**Given records**
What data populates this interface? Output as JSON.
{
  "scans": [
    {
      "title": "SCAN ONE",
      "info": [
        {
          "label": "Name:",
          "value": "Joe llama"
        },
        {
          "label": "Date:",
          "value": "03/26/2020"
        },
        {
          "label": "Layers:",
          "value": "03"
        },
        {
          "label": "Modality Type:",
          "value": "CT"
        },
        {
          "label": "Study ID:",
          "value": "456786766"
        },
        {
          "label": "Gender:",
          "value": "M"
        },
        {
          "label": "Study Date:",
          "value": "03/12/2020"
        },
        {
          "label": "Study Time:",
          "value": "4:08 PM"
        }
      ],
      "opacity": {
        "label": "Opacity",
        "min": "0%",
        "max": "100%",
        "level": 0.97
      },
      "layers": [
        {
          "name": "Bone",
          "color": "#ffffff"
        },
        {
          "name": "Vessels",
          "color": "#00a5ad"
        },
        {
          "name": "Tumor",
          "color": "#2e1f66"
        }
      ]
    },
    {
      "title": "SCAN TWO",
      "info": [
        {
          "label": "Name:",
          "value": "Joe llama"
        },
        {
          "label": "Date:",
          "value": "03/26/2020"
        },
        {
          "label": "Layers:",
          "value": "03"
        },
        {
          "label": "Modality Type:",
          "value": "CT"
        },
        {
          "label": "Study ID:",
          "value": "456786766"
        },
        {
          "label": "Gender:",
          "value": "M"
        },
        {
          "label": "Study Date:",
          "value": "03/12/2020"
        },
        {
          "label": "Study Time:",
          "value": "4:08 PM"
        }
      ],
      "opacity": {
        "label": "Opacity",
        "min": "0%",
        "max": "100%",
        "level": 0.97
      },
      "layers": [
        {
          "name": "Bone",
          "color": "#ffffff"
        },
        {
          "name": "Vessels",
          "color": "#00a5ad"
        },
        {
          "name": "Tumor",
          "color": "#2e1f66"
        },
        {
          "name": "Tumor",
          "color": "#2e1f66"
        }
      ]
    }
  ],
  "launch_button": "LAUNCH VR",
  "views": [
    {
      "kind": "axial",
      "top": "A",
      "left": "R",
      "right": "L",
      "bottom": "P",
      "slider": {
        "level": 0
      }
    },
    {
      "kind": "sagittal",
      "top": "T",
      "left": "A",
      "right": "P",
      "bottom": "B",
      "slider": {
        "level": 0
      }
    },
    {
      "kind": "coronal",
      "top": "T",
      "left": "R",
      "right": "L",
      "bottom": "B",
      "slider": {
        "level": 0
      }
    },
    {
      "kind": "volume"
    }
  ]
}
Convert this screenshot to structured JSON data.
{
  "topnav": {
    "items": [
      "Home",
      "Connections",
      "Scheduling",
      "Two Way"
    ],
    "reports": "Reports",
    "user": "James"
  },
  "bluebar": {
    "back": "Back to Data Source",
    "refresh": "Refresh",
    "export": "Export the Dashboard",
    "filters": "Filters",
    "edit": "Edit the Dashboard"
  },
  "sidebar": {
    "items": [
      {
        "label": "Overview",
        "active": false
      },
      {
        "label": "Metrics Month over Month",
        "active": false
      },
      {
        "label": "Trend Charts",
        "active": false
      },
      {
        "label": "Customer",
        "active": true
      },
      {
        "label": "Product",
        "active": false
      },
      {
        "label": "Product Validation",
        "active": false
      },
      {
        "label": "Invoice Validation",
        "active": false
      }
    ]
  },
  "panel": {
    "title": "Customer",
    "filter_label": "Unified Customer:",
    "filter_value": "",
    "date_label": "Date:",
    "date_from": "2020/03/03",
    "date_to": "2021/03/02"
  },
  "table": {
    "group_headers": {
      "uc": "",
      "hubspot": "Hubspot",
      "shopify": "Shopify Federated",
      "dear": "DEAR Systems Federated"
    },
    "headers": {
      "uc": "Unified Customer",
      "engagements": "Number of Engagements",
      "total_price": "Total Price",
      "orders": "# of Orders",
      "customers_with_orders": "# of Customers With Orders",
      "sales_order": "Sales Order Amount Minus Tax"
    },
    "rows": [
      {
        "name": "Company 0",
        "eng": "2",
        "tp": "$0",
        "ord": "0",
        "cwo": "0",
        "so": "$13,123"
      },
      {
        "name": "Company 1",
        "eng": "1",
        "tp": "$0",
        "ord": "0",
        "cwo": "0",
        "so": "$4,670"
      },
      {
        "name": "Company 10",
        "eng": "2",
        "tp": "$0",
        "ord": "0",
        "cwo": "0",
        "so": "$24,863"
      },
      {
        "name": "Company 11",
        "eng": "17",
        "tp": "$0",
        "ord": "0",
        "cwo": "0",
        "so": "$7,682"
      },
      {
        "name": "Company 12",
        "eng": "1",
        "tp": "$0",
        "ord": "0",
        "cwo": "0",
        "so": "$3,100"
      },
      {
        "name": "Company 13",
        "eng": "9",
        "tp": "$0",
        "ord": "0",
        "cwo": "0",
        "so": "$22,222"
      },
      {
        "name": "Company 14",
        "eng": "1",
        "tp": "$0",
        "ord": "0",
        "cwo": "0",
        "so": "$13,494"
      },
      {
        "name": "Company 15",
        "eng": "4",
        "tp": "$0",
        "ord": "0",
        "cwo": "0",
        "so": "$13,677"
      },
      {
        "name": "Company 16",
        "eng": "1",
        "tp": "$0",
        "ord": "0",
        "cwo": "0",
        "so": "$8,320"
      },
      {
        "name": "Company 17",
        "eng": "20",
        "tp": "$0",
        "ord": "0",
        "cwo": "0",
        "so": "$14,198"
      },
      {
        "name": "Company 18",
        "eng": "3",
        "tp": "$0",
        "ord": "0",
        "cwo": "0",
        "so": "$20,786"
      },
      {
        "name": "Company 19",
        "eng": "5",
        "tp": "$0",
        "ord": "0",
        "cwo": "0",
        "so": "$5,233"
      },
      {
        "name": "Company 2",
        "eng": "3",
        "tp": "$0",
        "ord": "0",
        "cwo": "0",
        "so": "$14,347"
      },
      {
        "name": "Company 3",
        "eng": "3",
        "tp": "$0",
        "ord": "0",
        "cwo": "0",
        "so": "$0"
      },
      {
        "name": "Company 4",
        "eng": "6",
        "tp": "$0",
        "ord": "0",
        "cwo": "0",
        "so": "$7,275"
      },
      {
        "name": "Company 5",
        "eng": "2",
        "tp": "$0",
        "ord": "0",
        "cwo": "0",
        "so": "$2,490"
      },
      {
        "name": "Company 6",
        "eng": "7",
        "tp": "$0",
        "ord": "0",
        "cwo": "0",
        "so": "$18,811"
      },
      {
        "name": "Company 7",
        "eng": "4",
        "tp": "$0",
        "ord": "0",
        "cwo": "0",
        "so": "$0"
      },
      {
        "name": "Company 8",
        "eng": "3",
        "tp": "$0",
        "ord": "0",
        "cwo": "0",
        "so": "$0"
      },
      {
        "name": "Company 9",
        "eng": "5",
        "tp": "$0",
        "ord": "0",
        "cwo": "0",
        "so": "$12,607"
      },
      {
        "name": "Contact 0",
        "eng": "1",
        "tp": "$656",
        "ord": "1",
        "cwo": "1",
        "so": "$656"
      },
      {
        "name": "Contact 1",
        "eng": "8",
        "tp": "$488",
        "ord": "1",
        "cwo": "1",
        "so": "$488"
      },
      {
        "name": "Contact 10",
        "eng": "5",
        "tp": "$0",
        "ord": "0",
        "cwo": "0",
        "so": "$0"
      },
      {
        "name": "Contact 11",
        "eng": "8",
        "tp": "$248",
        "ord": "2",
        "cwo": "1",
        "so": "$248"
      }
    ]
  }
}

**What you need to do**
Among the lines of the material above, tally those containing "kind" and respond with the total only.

**Exercise response**
4